THE CUSTOMER DOESN’T LET US KNOW HE WAS UNHAPPY WITH SUNTECK’S SERVICE. NOT GOOD. The next time the shipper calls in a pick-up (if they give you a second chance) they’ll have a negative attitude right from the start.

THE CUSTOMER CHANGES CARRIERS IN SILENCE. NOT GOOD EITHER. At best, we know only that the customer switched carriers, not why or how we can get them back. Worse, we just don’t hear from the customer or can’t make contact.

THE CUSTOMER TELLS HIS OR HER FRIENDS. WORSE. If this happens you stand to lose several customers; the customer you originally dissatisfied, plus all the people they influence.

THE CUSTOMER TALKS TO THIRD PARTIES. WORST OF ALL. This can lead to bad press, or even lawsuits.

THE FIFTH OPTION IS COMMUNICATION.
The best possible outcome is that your unhappy customer talks to you. This gives you a second chance to understand their needs, identify and correct problems, and convert your dissatisfied customer into a happy customer – one who’ll keep coming back.

Getting them to contact us is just the first step. What’s really important is what we do once we’ve got a dissatisfied customer on the line.
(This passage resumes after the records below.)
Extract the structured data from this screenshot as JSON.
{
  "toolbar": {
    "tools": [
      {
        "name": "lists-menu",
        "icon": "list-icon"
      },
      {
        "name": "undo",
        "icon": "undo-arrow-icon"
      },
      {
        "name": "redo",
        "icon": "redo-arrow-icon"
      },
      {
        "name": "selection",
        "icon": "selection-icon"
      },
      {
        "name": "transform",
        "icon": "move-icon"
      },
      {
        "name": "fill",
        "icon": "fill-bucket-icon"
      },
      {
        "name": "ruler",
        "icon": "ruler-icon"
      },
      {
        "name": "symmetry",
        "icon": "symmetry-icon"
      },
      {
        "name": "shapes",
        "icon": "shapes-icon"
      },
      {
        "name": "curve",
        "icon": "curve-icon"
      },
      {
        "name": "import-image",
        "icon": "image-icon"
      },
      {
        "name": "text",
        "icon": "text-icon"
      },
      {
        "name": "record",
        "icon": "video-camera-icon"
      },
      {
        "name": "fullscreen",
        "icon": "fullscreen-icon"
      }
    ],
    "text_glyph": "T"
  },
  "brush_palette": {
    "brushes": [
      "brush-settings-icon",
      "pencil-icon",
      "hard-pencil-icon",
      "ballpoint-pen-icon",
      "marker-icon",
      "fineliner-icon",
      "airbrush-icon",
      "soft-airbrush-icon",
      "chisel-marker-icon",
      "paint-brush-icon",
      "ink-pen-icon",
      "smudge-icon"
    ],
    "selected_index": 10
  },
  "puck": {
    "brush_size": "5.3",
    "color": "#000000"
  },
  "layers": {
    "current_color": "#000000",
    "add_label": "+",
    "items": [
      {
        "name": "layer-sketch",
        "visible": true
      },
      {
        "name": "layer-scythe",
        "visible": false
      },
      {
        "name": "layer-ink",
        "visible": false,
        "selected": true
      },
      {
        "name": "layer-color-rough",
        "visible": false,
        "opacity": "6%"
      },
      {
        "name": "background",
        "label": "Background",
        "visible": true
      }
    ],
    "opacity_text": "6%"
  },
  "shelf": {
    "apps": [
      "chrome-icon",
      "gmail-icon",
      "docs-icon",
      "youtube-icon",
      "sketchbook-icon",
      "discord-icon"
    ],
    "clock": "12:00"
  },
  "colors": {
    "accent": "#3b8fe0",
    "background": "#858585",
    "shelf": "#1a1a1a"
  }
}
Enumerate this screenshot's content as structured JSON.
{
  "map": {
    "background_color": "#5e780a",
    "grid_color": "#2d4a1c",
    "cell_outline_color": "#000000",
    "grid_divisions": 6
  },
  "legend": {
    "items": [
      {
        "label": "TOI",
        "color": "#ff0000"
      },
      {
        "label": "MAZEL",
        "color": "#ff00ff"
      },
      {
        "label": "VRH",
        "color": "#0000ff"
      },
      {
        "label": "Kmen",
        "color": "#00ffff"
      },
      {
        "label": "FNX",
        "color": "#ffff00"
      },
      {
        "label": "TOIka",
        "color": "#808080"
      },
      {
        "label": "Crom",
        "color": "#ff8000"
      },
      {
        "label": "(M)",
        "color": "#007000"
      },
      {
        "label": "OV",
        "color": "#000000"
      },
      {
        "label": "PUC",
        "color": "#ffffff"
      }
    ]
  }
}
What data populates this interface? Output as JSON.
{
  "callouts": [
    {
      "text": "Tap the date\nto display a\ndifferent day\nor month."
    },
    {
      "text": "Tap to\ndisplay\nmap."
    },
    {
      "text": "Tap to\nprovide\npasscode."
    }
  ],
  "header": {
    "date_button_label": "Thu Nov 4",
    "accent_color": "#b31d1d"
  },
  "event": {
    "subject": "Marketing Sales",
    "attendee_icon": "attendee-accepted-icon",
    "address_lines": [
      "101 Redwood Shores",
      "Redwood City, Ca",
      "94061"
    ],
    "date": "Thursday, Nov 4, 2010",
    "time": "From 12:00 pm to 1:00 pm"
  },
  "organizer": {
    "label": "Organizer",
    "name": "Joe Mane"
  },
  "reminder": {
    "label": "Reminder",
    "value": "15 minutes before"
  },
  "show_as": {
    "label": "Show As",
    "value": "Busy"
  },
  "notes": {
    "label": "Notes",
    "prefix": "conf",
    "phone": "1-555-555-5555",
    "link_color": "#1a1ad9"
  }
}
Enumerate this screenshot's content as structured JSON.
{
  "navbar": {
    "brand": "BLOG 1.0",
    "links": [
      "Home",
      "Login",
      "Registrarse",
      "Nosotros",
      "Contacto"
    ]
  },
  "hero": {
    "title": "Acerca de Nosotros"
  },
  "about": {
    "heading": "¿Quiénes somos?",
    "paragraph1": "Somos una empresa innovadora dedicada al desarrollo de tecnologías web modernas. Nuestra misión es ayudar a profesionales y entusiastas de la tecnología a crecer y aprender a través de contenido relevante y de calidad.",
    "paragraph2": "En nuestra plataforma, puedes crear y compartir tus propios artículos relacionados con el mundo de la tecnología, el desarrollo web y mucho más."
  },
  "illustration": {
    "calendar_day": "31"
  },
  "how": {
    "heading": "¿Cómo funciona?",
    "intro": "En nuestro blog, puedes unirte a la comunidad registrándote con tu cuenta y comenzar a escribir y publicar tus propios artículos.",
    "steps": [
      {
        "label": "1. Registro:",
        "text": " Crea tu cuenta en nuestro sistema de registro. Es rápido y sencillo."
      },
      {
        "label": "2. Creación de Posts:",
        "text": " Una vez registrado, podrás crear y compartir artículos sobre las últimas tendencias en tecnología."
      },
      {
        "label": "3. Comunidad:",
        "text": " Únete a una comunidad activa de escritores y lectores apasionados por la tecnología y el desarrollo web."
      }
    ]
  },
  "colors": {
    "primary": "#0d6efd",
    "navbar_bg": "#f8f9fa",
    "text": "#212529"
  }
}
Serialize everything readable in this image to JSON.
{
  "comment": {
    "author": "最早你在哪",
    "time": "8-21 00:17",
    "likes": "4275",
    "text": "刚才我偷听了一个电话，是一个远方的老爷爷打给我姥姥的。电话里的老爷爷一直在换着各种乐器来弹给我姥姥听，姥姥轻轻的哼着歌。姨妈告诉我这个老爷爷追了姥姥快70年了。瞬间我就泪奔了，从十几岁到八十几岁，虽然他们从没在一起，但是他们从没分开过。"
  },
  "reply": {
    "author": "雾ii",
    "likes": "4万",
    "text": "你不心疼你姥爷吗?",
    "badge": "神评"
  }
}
Here are the proper procedures to best help your customer.

1. Inform the customer as soon as you can—they’re absolutely going to find out—no news travels more swiftly than bad news. Be sure you have the opportunity or set the tone to break the bad news in the most positive/proactive way possible.

2. Get to the point quickly by saying something like, “You’re not going to like hearing this”

3. If your customer approaches you with a complaint, don’t interrupt. Don’t become defensive. Don’t make judgments until you’ve heard all the facts as the customer sees them.

4. Take complaints seriously, no matter how trivial the issue may seem to you. It takes a lot of frustration to inspire most people to complain; therefore the complainer must take the issue very seriously. Remember, problems exist when customers perceive they exist.

5. Be proud to be associated with Sunteck. Don’t create distance from Sunteck by referring to it as “they.” Use “we” instead, and proudly stand behind our service without making excuses.

6. Apologize sincerely.

7. Avoid focusing on fixing the blame; instead focus on fixing the problem. The customer has already assigned blame to your entire organization and usually couldn’t care less if you can pinpoint the blame more specifically. The customer is only interested in the service. So fix the problem to fix the sale. Take responsibility for solving the problem and then solve it.

8. Let your customer suggest alternatives. Every customer has some idea of what they want as a solution to every problem. Find out what that expectation is. If any of the alternatives the customer suggests is reasonable, agree to them immediately and then follow up after you’ve complied with their request.

9. Do something extra. Correcting the problem isn’t always enough. Recognize the fact that the customer has been inconvenienced.

10. Trust the customer’s sincerity. It’s better to err by believing too many people than by not believing enough people.

11. Never just say, “I don’t know.” When you don’t know an answer, simply say, “I’ll look into the matter,” and then look into it, soon. Resort to this when (a) you are unable to satisfy a customer after offering reasonable alternatives, (b) the solution the customer wants is beyond your authority to grant, or (c) the situation is too unusual to classify as a normal complaint.

12. Empathize with the customer. We’ve all complained at some time. If you can’t relate to the complaint itself, at least relate to the process of complaining.

13. If the timing is appropriate, ask for future business—let the customer know this does not represent Sunteck’s usual high quality of service.

14. Follow-up. Make sure the customer is truly satisfied.

15. Don’t let it affect your interaction with the next customer. And most importantly: Most customers will accept occasional mistakes. How you deal with the problem and how you resolve it is what will distinguish you as a real professional.

16. Always remember that listening to your customer is the best way to help in an uncomfortable situation. Some people want to be listened to even more than they want their problems solved.